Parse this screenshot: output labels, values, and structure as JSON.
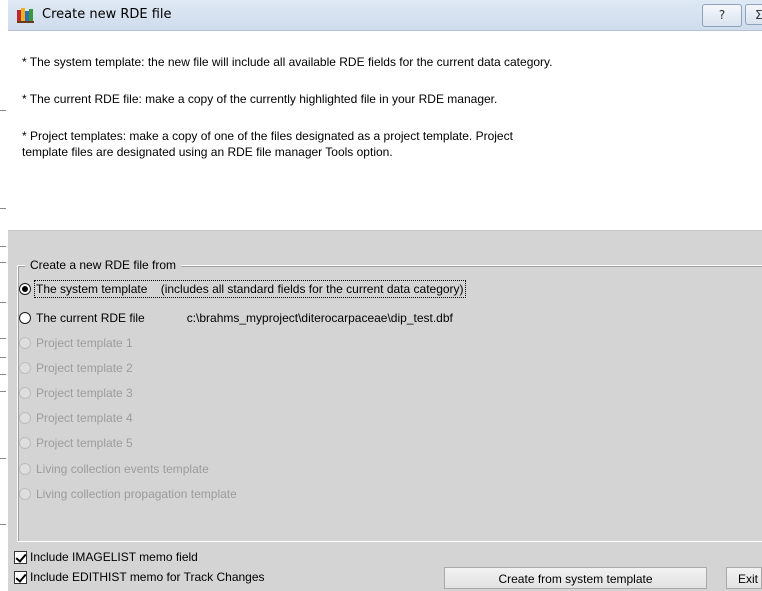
{
  "window": {
    "title": "Create new RDE file",
    "help_label": "?",
    "close_label": "Σ",
    "icon": "rde-app-icon"
  },
  "info": {
    "line1": "* The system template: the new file will include all available RDE fields for the current data category.",
    "line2": "* The current RDE file: make a copy of the currently highlighted file in your RDE manager.",
    "line3a": "* Project templates: make a copy of one of the files designated as a project template. Project",
    "line3b": "template files are designated using an RDE file manager Tools option."
  },
  "group": {
    "legend": "Create a new RDE file from",
    "options": [
      {
        "label": "The system template    (includes all standard fields for the current data category)",
        "checked": true,
        "enabled": true
      },
      {
        "label": "The current RDE file",
        "path": "c:\\brahms_myproject\\diterocarpaceae\\dip_test.dbf",
        "checked": false,
        "enabled": true
      },
      {
        "label": "Project template 1",
        "checked": false,
        "enabled": false
      },
      {
        "label": "Project template 2",
        "checked": false,
        "enabled": false
      },
      {
        "label": "Project template 3",
        "checked": false,
        "enabled": false
      },
      {
        "label": "Project template 4",
        "checked": false,
        "enabled": false
      },
      {
        "label": "Project template 5",
        "checked": false,
        "enabled": false
      },
      {
        "label": "Living collection events template",
        "checked": false,
        "enabled": false
      },
      {
        "label": "Living collection propagation template",
        "checked": false,
        "enabled": false
      }
    ]
  },
  "checkboxes": {
    "imagelist": {
      "label": "Include IMAGELIST memo field",
      "checked": true
    },
    "edithist": {
      "label": "Include EDITHIST memo for Track Changes",
      "checked": true
    }
  },
  "buttons": {
    "create": "Create from system template",
    "exit": "Exit"
  }
}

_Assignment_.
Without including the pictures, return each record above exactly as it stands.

_Finished exercise_.
Parse this screenshot: output labels, values, and structure as JSON.
{
  "window": {
    "title": "Create new RDE file",
    "help_label": "?",
    "close_label": "Σ",
    "icon": "rde-app-icon"
  },
  "info": {
    "line1": "* The system template: the new file will include all available RDE fields for the current data category.",
    "line2": "* The current RDE file: make a copy of the currently highlighted file in your RDE manager.",
    "line3a": "* Project templates: make a copy of one of the files designated as a project template. Project",
    "line3b": "template files are designated using an RDE file manager Tools option."
  },
  "group": {
    "legend": "Create a new RDE file from",
    "options": [
      {
        "label": "The system template    (includes all standard fields for the current data category)",
        "checked": true,
        "enabled": true
      },
      {
        "label": "The current RDE file",
        "path": "c:\\brahms_myproject\\diterocarpaceae\\dip_test.dbf",
        "checked": false,
        "enabled": true
      },
      {
        "label": "Project template 1",
        "checked": false,
        "enabled": false
      },
      {
        "label": "Project template 2",
        "checked": false,
        "enabled": false
      },
      {
        "label": "Project template 3",
        "checked": false,
        "enabled": false
      },
      {
        "label": "Project template 4",
        "checked": false,
        "enabled": false
      },
      {
        "label": "Project template 5",
        "checked": false,
        "enabled": false
      },
      {
        "label": "Living collection events template",
        "checked": false,
        "enabled": false
      },
      {
        "label": "Living collection propagation template",
        "checked": false,
        "enabled": false
      }
    ]
  },
  "checkboxes": {
    "imagelist": {
      "label": "Include IMAGELIST memo field",
      "checked": true
    },
    "edithist": {
      "label": "Include EDITHIST memo for Track Changes",
      "checked": true
    }
  },
  "buttons": {
    "create": "Create from system template",
    "exit": "Exit"
  }
}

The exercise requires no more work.